Mauricio Pochettino has been sacked by Tottenham and replacing him will be tough, but we look at the candidates for the job.
Tottenham are on the hunt for a new manager after sacking Mauricio Pochettino.
With Spurs 14th in the Premier League and winless in their past five domestic matches, the club made the decision to relieve Pochettino and his coaching staff of their duties on Tuesday.
The decision brought an end to a five-and-a-half-year tenure that promised so much but delivered nothing in the way of silverware.
Spurs fans will expect a high-profile appointment to replace Pochettino and get the best out of a group of players that have been inconsistent this season.
In a statement announcing Pochettino's departure, chairman Daniel Levy said: "We have a talented squad. We need to re-energise and look to deliver a positive season for our supporters."
Here are the managers expected to be in contention for the task.
It is coming up for a year since Jose Mourinho departed Manchester United, where the man who won the Premier League with Chelsea three times lifted the EFL Cup and Europa League before making way for Ole Gunnar Solskjaer.
He has since taken to punditry and his appearances have shown a marked softening in the dour demeanour that characterised his turbulent spell at Old Trafford.
Spurs might be the beneficiaries of Mourinho's new sunny disposition should they give him the task of clearing the storm clouds over Tottenham Hotspur Stadium.
Having led Juventus to five consecutive Serie A titles, Allegri – who has reportedly been learning English – is a man whose domestic record is difficult to argue with.
The first manager in Europe's top five leagues to win four consecutive doubles, Allegri was a trophy machine in Turin, but he has yet to be tested outside Italian football.
Under pressure at Napoli, where he has failed to win any of his past five games in all competitions, Ancelotti might jump at the chance to return to the Premier League.
The 60-year-old guided Chelsea to a domestic double in 2009-10, becoming the first Italian manager to win the Premier League, and since then he has lifted the Ligue 1 title with Paris Saint-Germain, the Champions League with Real Madrid, and the Bundesliga with Bayern Munich.
If Tottenham want pedigree, Ancelotti has it in spades.
Bournemouth have been quietly shaping up for a top-half finish in the Premier League table this season, and Howe did his reputation no harm by beating United at the Vitality Stadium on November 2.

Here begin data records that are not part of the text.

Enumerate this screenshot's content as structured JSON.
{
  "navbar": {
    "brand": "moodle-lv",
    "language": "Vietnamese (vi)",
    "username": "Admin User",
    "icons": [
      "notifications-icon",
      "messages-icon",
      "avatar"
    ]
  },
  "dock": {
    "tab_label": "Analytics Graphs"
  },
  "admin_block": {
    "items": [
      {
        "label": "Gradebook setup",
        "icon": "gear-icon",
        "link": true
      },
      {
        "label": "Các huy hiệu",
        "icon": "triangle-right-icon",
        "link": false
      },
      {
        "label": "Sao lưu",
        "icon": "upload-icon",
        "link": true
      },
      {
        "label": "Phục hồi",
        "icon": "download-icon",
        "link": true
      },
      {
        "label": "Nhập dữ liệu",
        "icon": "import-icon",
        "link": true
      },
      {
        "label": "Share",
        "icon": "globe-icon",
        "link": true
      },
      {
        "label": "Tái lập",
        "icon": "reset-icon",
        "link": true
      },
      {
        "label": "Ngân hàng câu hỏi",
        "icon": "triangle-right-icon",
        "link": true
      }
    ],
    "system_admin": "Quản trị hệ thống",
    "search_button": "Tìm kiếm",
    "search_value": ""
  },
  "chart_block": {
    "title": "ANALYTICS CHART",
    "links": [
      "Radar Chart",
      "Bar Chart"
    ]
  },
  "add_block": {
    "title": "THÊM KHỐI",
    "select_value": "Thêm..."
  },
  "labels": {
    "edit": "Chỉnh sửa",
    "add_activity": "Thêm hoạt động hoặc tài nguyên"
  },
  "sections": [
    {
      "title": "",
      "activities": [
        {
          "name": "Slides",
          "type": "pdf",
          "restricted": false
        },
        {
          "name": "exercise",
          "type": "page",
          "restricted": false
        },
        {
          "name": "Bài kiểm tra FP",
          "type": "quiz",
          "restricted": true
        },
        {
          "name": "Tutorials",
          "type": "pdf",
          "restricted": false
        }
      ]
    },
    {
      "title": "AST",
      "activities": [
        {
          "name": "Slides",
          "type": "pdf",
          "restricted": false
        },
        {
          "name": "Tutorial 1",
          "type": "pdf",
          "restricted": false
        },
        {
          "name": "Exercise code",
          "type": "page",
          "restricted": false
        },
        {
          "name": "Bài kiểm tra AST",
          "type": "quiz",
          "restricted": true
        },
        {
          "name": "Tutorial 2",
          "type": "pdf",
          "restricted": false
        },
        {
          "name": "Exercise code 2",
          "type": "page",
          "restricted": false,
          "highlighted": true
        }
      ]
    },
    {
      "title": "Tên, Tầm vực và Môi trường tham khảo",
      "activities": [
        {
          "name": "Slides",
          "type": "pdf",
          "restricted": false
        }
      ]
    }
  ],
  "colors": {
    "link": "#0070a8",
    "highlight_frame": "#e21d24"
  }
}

The 41-year-old is a former Bournemouth player and loyal servant as manager for seven years, so he would not leave the club on a whim, but the offer of a long-term project at a club the size of Tottenham might be the right sort of opportunity.
Former Chelsea and Liverpool boss Benitez has the sort of record in the Premier League and Europe that might appease Tottenham fans, should Levy try to pry the Spaniard away from Chinese Super League club Dalian Yifang.
Levy will want a manager who can turn Spurs' fortunes around quickly and Benitez reached 100 wins with Liverpool in 181 Premier League games – though Pochettino reached the milestone in 169 matches in north London.
Since making a name for himself by steering Hoffenheim clear of relegation in 2015-16 and up to fourth by the end of the following campaign, Nagelsmann has continued to win admirers across Europe through the attractive, attacking football played by his RB Leipzig team.
At the age of just 32, Nagelsmann is one of the hottest managerial prospects in the game and Leipzig are second in the Germany's top flight. Any Spurs fans who saw the way they beat Mainz 8-0 this month may well hope he is given serious thought.